- EXERCISE BRIEF
Look through the material for lines with the word "ProgramFilesDir", and copy each one.

**********

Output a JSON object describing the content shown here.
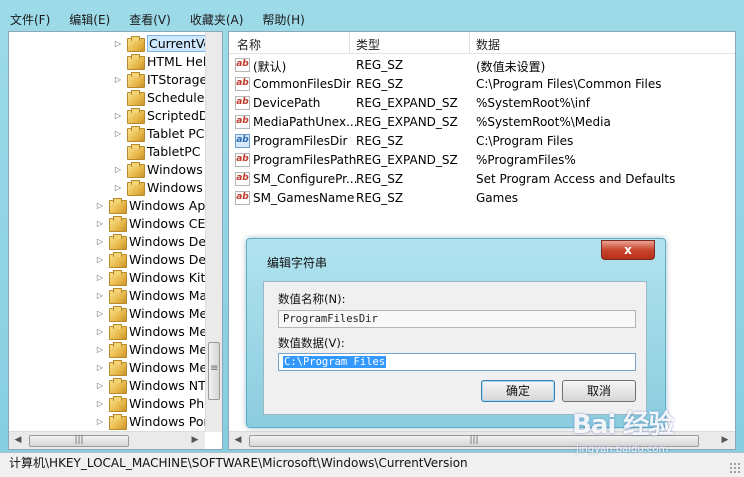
{
  "menu": [
    "文件(F)",
    "编辑(E)",
    "查看(V)",
    "收藏夹(A)",
    "帮助(H)"
  ],
  "tree": {
    "nested": [
      {
        "label": "CurrentVe",
        "selected": true
      },
      {
        "label": "HTML Hel",
        "expandable": false
      },
      {
        "label": "ITStorage"
      },
      {
        "label": "Scheduled",
        "expandable": false
      },
      {
        "label": "ScriptedD"
      },
      {
        "label": "Tablet PC"
      },
      {
        "label": "TabletPC",
        "expandable": false
      },
      {
        "label": "Windows"
      },
      {
        "label": "Windows"
      }
    ],
    "top": [
      "Windows App",
      "Windows CE",
      "Windows Def",
      "Windows Des",
      "Windows Kits",
      "Windows Ma",
      "Windows Me",
      "Windows Me",
      "Windows Me",
      "Windows Me",
      "Windows NT",
      "Windows Pho",
      "Windows Por"
    ]
  },
  "list": {
    "headers": {
      "name": "名称",
      "type": "类型",
      "data": "数据"
    },
    "rows": [
      {
        "name": "(默认)",
        "type": "REG_SZ",
        "data": "(数值未设置)",
        "icon": "string-value-icon"
      },
      {
        "name": "CommonFilesDir",
        "type": "REG_SZ",
        "data": "C:\\Program Files\\Common Files",
        "icon": "string-value-icon"
      },
      {
        "name": "DevicePath",
        "type": "REG_EXPAND_SZ",
        "data": "%SystemRoot%\\inf",
        "icon": "string-value-icon"
      },
      {
        "name": "MediaPathUnex...",
        "type": "REG_EXPAND_SZ",
        "data": "%SystemRoot%\\Media",
        "icon": "string-value-icon"
      },
      {
        "name": "ProgramFilesDir",
        "type": "REG_SZ",
        "data": "C:\\Program Files",
        "icon": "string-value-icon-selected"
      },
      {
        "name": "ProgramFilesPath",
        "type": "REG_EXPAND_SZ",
        "data": "%ProgramFiles%",
        "icon": "string-value-icon"
      },
      {
        "name": "SM_ConfigurePr...",
        "type": "REG_SZ",
        "data": "Set Program Access and Defaults",
        "icon": "string-value-icon"
      },
      {
        "name": "SM_GamesName",
        "type": "REG_SZ",
        "data": "Games",
        "icon": "string-value-icon"
      }
    ]
  },
  "dialog": {
    "title": "编辑字符串",
    "close": "x",
    "name_label": "数值名称(N):",
    "name_value": "ProgramFilesDir",
    "data_label": "数值数据(V):",
    "data_value": "C:\\Program Files",
    "ok": "确定",
    "cancel": "取消"
  },
  "status": "计算机\\HKEY_LOCAL_MACHINE\\SOFTWARE\\Microsoft\\Windows\\CurrentVersion",
  "watermark": {
    "logo": "Bai 经验",
    "sub": "jingyan.baidu.com"
  },
  "colors": {
    "selection": "#3399ff",
    "close_button": "#c9452c",
    "background": "#84cde0"
  }
}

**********

- EXERCISE OUTPUT
        "name": "ProgramFilesDir",
    "name_value": "ProgramFilesDir",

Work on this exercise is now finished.